(Beginning of Data records)

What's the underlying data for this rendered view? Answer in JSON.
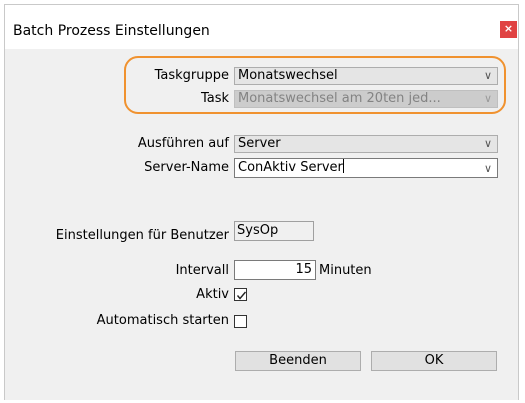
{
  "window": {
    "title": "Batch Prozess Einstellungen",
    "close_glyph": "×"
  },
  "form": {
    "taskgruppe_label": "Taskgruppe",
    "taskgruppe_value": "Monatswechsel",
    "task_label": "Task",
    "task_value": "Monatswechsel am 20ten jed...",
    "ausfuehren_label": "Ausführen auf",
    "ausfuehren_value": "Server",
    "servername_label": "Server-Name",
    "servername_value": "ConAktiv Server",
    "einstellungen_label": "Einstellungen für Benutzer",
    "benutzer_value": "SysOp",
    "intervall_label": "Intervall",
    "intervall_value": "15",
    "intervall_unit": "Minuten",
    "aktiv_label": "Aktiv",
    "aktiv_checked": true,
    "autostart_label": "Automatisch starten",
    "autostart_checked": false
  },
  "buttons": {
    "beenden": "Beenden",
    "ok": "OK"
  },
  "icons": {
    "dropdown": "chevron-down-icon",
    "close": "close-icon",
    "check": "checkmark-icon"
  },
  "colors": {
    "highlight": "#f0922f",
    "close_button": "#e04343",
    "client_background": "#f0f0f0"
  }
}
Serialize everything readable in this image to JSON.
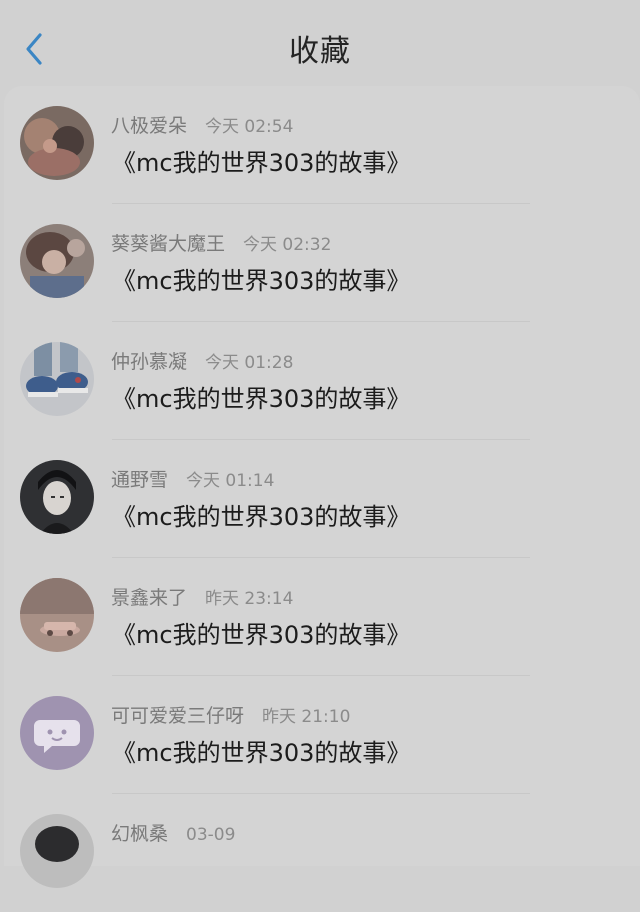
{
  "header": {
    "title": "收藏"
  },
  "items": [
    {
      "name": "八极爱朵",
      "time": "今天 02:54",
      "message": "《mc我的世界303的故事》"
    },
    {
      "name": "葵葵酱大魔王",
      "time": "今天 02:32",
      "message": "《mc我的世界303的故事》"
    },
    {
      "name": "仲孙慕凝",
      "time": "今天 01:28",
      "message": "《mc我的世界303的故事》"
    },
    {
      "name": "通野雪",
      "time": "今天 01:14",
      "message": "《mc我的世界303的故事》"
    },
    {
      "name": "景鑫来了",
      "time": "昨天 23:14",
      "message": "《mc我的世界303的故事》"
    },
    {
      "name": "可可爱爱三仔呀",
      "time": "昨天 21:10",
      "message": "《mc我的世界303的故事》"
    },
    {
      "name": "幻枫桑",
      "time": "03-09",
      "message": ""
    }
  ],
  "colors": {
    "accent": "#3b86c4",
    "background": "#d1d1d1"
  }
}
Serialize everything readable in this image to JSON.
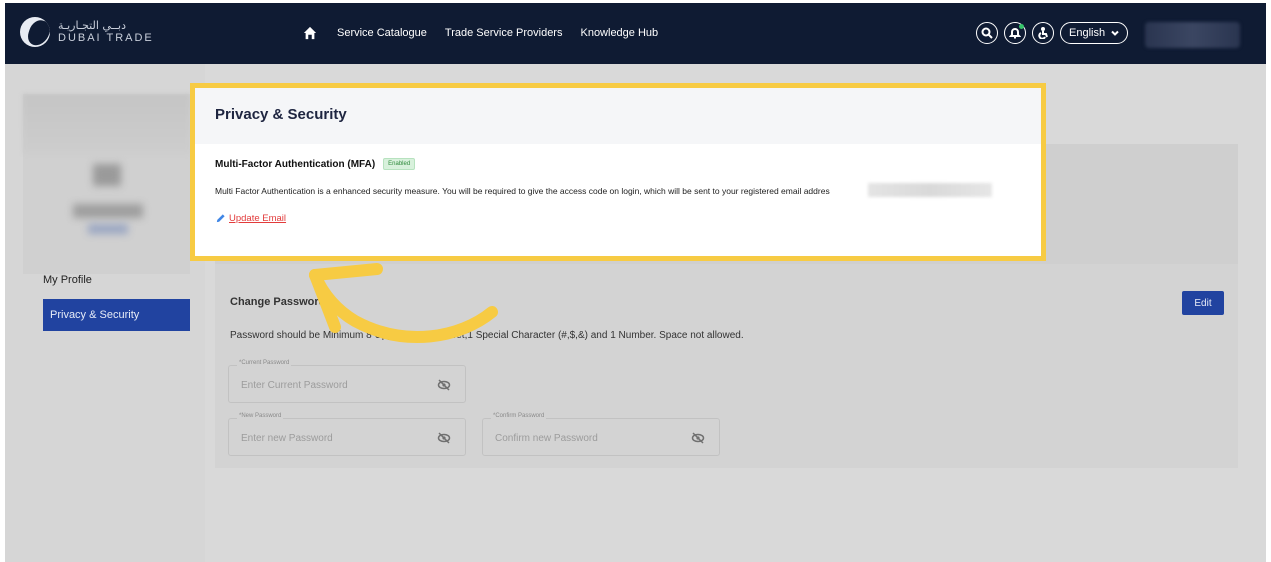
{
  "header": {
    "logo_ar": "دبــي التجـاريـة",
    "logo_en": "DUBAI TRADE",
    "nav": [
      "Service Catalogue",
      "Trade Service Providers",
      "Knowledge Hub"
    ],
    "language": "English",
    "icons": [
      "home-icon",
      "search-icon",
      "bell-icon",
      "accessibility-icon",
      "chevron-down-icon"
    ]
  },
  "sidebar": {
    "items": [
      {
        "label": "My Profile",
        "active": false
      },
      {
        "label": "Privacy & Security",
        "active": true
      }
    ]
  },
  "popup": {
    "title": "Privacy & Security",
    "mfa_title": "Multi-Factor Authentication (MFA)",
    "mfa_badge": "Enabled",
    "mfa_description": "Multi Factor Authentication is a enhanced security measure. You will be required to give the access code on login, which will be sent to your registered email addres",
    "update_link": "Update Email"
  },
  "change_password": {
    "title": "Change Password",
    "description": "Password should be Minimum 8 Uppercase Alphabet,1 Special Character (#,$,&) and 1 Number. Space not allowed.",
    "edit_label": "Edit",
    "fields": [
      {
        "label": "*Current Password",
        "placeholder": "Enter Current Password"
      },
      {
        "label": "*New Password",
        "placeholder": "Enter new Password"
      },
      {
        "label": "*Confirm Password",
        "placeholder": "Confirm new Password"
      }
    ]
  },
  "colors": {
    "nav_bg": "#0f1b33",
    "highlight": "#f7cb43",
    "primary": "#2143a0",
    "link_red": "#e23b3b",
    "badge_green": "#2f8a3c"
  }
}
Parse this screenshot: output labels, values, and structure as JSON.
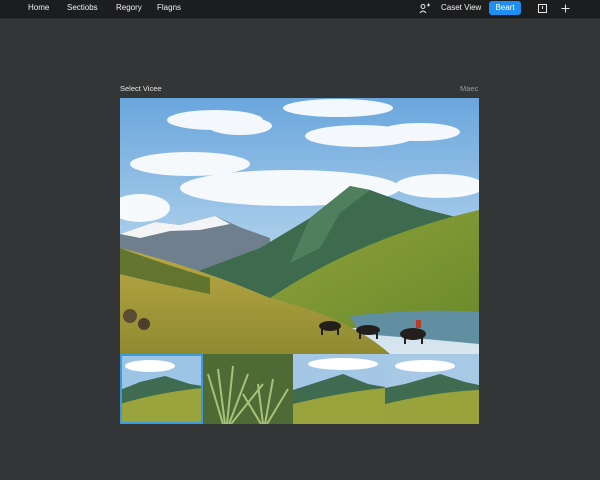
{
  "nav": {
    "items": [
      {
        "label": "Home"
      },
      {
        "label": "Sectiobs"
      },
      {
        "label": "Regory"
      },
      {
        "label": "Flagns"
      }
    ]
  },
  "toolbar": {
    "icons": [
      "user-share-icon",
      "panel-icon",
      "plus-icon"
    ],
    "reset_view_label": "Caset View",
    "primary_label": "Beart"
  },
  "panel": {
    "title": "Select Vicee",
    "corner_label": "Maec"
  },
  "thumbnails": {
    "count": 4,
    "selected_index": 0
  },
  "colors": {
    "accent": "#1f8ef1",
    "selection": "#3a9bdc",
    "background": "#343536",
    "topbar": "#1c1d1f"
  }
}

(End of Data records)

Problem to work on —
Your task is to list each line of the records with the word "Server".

Written solution —
    "ausfuehren_value": "Server",
    "servername_label": "Server-Name",
    "servername_value": "ConAktiv Server",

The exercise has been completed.